● What the exercise asks
Each line in the data holding "circle" should be listed.

App and web page records:
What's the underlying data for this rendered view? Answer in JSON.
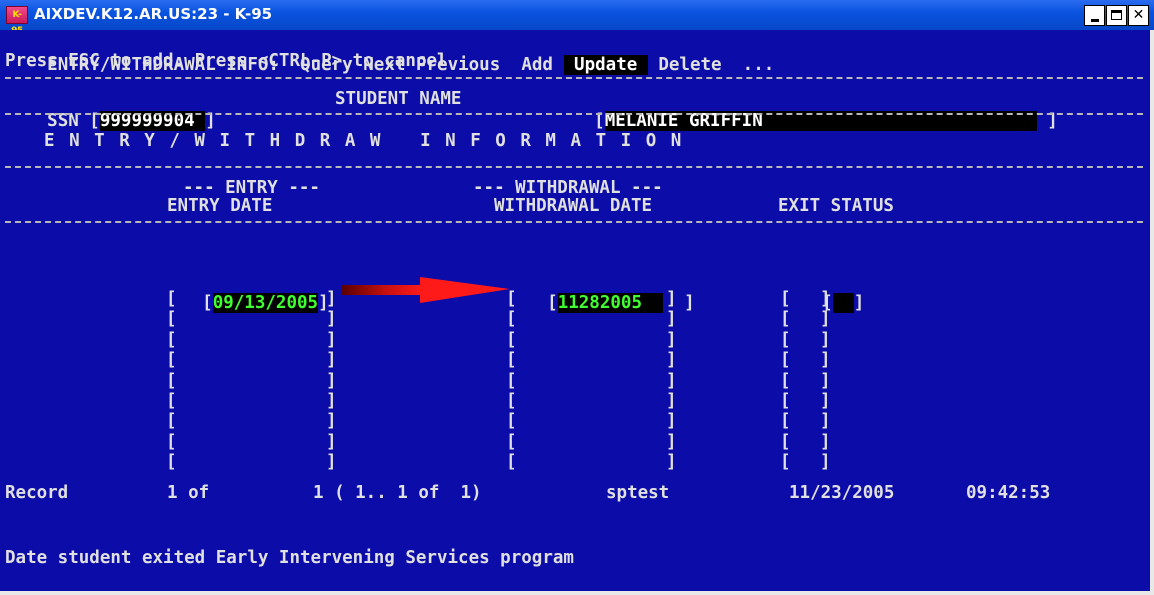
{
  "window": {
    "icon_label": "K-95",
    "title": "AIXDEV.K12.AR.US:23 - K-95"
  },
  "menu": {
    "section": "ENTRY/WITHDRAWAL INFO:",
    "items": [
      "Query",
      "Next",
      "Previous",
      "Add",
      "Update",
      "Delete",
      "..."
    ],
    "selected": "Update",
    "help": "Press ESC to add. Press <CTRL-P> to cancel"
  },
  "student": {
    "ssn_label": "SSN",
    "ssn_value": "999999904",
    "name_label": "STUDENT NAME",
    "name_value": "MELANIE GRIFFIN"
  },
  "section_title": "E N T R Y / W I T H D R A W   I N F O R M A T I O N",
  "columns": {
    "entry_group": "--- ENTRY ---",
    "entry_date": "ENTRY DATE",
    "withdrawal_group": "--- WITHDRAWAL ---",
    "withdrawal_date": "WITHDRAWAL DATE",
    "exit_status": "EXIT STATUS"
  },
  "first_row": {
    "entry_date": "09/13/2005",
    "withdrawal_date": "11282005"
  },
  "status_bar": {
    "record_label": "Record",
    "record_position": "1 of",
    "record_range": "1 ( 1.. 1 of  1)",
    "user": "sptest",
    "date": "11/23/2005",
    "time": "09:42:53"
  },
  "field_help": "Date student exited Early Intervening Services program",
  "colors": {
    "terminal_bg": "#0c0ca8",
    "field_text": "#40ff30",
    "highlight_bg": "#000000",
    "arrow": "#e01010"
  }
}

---

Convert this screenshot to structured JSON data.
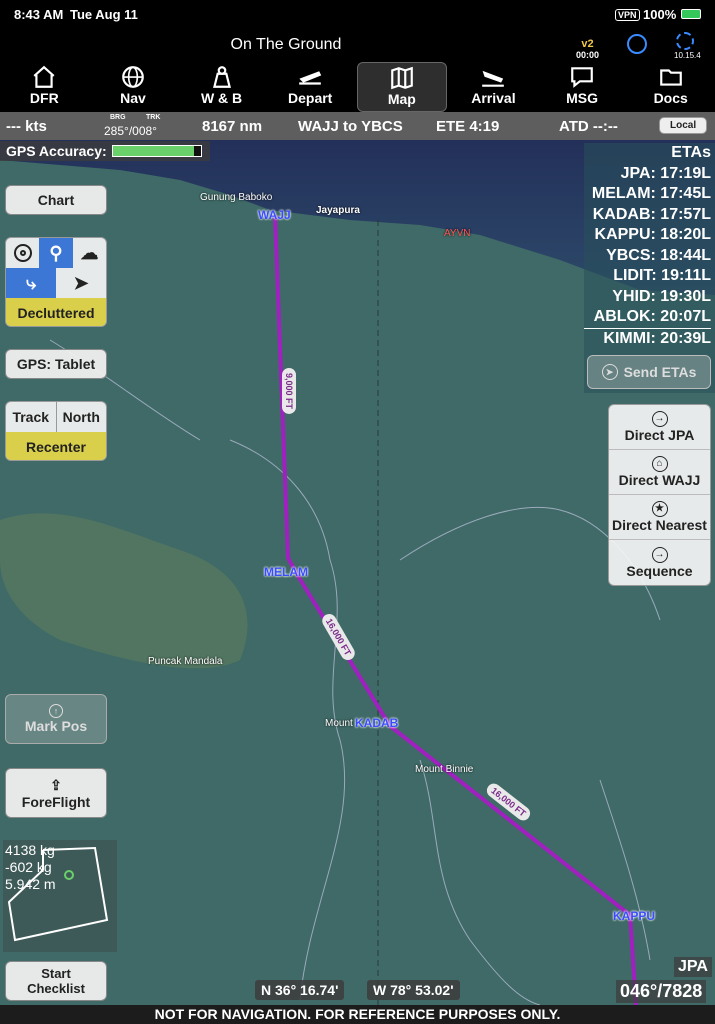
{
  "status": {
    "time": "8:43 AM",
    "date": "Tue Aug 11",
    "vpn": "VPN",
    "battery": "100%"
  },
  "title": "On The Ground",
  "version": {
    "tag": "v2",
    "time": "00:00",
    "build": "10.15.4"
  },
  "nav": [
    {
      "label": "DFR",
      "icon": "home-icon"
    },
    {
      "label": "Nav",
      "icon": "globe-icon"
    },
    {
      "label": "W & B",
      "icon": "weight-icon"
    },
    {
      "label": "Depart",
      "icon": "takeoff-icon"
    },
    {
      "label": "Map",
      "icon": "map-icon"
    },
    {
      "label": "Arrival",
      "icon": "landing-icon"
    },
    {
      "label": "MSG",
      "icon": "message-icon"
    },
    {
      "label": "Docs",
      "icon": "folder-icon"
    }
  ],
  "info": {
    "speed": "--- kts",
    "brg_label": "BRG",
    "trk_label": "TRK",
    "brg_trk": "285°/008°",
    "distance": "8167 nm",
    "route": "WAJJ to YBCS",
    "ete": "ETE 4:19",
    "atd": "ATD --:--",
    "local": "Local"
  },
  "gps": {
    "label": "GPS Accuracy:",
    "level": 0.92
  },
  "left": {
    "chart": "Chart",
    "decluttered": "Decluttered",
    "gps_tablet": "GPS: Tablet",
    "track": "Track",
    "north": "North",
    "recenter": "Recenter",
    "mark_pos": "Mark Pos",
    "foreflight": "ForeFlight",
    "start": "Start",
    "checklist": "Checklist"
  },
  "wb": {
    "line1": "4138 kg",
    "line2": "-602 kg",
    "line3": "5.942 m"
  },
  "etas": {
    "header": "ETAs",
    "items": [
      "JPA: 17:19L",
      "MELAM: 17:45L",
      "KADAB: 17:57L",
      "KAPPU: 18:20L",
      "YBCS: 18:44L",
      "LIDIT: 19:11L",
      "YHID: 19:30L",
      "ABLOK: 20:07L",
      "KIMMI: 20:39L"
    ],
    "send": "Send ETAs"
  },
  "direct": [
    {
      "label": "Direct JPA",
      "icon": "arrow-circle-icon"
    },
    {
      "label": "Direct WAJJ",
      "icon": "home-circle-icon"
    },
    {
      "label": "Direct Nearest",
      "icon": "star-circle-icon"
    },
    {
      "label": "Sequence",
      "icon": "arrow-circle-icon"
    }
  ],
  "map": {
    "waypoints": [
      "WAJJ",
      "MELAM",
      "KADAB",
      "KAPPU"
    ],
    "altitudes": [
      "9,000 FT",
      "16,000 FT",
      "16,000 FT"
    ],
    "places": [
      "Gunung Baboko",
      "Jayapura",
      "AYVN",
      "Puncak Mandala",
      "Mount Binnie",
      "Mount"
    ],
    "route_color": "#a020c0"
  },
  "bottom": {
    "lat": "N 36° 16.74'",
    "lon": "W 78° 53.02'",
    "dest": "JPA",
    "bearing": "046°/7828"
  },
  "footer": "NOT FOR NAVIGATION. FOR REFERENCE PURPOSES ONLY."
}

● Exercise output
      "icon": "arrow-circle-icon"
      "icon": "home-circle-icon"
      "icon": "star-circle-icon"
      "icon": "arrow-circle-icon"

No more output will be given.